Father Anthony Bus, C.R., pastor of St. Stanislaus Kostka Church in Chicago, Illinois, is instituting the offering of the liturgy ad orientem — toward the East, where the priest faces toward Our Lord in the tabernacle — during Advent, the season that prepares Christians for the birth of Christ. In a Sunday bulletin and Facebook post, Bus announced the change.
"Today it is imperative that we remove all distractions that veil the sacred drama unfolding on the Altar of Sacrifice," he said. "This sublime mystery of God's presence among us, incomprehensible to be sure, begs from us attentiveness."
The ancient form of the liturgy was offered for about 2,000 years toward the East, the direction from where the Lord will come at the end of time. The new form of the Mass, the Novus Ordo ("New Order"), in 1970 allowed a shift in orientation away from the altar and towards the people, versus populum.

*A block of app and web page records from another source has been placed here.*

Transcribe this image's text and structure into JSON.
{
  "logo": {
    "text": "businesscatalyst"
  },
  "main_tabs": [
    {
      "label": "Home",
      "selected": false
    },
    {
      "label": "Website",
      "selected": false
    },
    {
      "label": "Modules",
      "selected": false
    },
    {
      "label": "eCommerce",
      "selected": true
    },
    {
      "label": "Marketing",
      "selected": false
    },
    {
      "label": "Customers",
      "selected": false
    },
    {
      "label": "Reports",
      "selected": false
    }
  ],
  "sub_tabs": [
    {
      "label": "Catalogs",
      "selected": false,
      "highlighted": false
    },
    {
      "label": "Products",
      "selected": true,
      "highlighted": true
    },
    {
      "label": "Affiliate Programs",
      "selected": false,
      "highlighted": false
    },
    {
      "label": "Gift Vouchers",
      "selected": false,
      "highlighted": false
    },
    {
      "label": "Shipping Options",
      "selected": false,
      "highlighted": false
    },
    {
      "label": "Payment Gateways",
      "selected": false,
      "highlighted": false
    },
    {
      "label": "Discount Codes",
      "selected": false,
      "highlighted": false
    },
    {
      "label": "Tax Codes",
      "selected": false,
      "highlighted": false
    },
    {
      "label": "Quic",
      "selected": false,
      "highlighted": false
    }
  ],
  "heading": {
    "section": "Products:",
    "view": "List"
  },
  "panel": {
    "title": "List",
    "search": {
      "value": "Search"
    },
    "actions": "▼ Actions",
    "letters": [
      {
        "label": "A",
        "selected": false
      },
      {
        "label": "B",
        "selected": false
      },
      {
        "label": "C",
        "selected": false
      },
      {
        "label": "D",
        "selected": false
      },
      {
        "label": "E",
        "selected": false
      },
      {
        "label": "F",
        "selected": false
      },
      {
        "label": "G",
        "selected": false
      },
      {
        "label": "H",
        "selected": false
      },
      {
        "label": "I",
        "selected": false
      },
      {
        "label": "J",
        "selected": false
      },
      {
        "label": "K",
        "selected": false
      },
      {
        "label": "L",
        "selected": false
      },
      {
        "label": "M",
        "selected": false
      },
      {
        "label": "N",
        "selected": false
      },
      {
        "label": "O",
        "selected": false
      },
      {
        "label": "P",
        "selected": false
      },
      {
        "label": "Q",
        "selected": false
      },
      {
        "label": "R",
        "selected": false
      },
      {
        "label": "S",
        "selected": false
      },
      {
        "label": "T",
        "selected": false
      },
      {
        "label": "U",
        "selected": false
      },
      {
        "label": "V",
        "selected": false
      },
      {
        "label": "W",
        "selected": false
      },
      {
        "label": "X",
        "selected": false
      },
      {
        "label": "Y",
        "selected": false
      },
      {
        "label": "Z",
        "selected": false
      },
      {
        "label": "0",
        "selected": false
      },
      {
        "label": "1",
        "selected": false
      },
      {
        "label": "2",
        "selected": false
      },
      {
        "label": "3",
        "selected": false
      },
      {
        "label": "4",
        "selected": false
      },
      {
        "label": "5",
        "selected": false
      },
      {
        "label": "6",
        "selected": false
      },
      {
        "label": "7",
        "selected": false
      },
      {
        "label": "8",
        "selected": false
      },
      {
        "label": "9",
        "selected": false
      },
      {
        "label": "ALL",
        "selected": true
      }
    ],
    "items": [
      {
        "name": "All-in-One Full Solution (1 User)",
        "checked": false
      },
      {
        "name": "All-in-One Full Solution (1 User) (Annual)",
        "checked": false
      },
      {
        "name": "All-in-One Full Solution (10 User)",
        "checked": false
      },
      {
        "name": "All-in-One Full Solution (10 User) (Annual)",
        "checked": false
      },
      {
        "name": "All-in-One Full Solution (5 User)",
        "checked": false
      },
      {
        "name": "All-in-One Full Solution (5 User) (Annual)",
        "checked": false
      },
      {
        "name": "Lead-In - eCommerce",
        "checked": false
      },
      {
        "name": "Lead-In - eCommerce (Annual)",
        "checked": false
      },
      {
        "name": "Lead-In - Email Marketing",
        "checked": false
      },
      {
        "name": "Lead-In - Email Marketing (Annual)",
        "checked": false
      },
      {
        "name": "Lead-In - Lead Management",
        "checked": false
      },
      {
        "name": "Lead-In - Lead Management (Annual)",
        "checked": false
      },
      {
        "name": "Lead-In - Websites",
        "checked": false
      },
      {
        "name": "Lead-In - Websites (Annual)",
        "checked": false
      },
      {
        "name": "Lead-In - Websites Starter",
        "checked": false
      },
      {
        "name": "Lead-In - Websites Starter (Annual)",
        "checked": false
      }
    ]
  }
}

In clarifying the position of the Church regarding ad orientem worship over versus populum, Cdl. Burke, former head of the Vatican Supreme Court, praises the return to the ancient practice of the Church to face the East, the Lord, during the Holy Mass: "It is not a question of the priest turning his back to the faithful but rather directing himself, with the faithful, to Christ Who makes sacramentally present His Sacrifice for our eternal salvation."
Cardinal Robert Sarah, Prefect of the Congregation for Divine Worship and the Discipline of the Sacraments, requested parishes worldwide to begin offering the Liturgy ad-orientem in 2016. His call for a return to the ancient practice of the Church to face toward the Lord "during the Rite of Penance, the singing of the Gloria, the orations and the Eucharistic Prayer, all, priest and faithful, should turn together towards the East, to express their desire to participate in the work of worship and of redemption accomplished by Christ."
Cardinal Joseph Ratzinger, before his election to the papacy as Pope Benedict XVI, commented in The Spirit of the Liturgy on the relationship between the 12 disciples seated around Christ at the Last Supper and the ancient practice of the Roman Liturgy:
They were all sitting, or reclining, on the convex side of a C-shaped table. ... Nowhere in Christian antiquity could the idea have arisen of having to "face the people" to preside at a meal. The communal character of a meal was emphasized by just the opposite disposition: the fact that all the participants were on the same side of the table.
Critics argue that versus populum has increased the "active participation" of the people. However, figures show that between 1965 and 1995, Mass attendance dropped from 55 percent to 25 percent in the United States, calling into question whether this change in liturgical orientation (along with other novelties introduced post-Vatican II) have truly been beneficial.
Church Militant reached out to St. Stanislaus for comment, but as of press time has received no response.